SPOILERS below the cut
The catalyst for everything that happens in 11.22.63 should have tipped me off that this mini-series would have fundamental flaws. The main character travels back to 1960 to prevent the assassination of John F. Kennedy. How? Through a time portal in the back room of a diner.
As a means of time travel it’s more suited to a fairy tale or a sketch comedy than a serious drama. The script doesn’t even bother to distract us from how arbitrary a plot device it is. But for the first few episodes, the contrivance is forgivable because it efficiently ushers us into the unabashed fun that the premise creates. In one of his periodic shifts sideways into unexpected jobs for a movie star, James Franco plays Jake Epping, a Maine schoolteacher recruited by his old friend Al (Chris Cooper), owner of the diner, to save JFK. He moves to Texas and spends three years preparing, including by spying on Lee Harvey Oswald. If he determines that Oswald acted alone, Jake will kill him to change the future.
The opening episodes have a Back to the Future appeal as we watch Franco adjust to life in the early 1960s, often failing to hide his 21st century perspectives and speech pattern. Watching him track down alleged key players in the assassination conspiracy has a meta thrill. This period of American political history has become so culturally iconic that it feels mythical and almost fictional in what a strange loose end it remains. 11.22.63 understands how exciting it would be to follow a contemporary of ours crossing that divide and watching it unfold around him.
Is Riverdale an admirably bizarre experiment? Or a desperate reconfiguration of recognisable intellectual property that darkens a cheerful vintage text as a shortcut to sexy?
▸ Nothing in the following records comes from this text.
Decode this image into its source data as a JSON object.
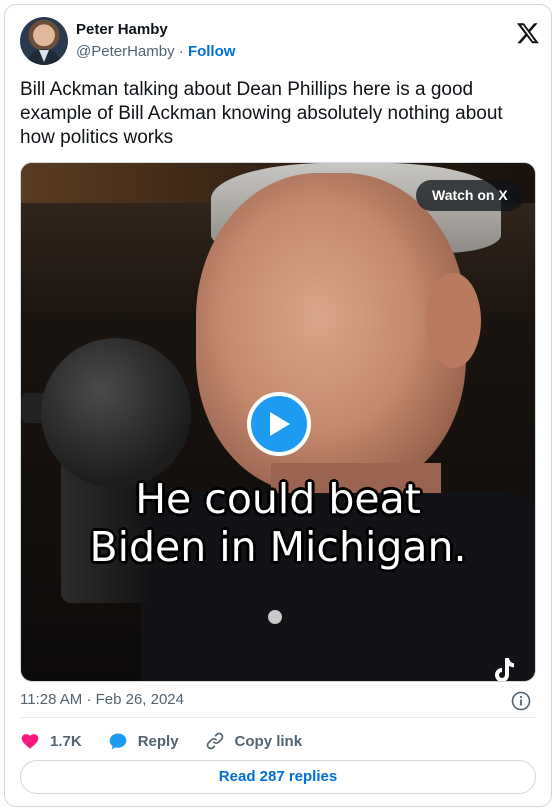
{
  "author": {
    "name": "Peter Hamby",
    "handle": "@PeterHamby",
    "separator": "·",
    "follow_label": "Follow"
  },
  "tweet": {
    "text": "Bill Ackman talking about Dean Phillips here is a good example of Bill Ackman knowing absolutely nothing about how politics works"
  },
  "media": {
    "watch_label": "Watch on X",
    "caption_line1": "He could beat",
    "caption_line2": "Biden in Michigan."
  },
  "meta": {
    "timestamp": "11:28 AM · Feb 26, 2024"
  },
  "actions": {
    "like_count": "1.7K",
    "reply_label": "Reply",
    "copy_link_label": "Copy link"
  },
  "read_replies_label": "Read 287 replies",
  "icons": [
    "x-logo-icon",
    "play-icon",
    "info-icon",
    "heart-icon",
    "reply-bubble-icon",
    "link-icon",
    "tiktok-icon"
  ],
  "colors": {
    "accent": "#1d9bf0",
    "link": "#006fd6",
    "like": "#f91880",
    "muted": "#536471"
  }
}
A live-action TV adaptation of the Archie comics that morphs a classically wholesome piece of Americana into a teen soap murder mystery in which Archie sleeps with his teacher is certainly one of the more provocative overhauls of recent years. But if you’re a network looking for yet another comic book property to adapt and Archie is one of the few icons left, how else do you make it viable?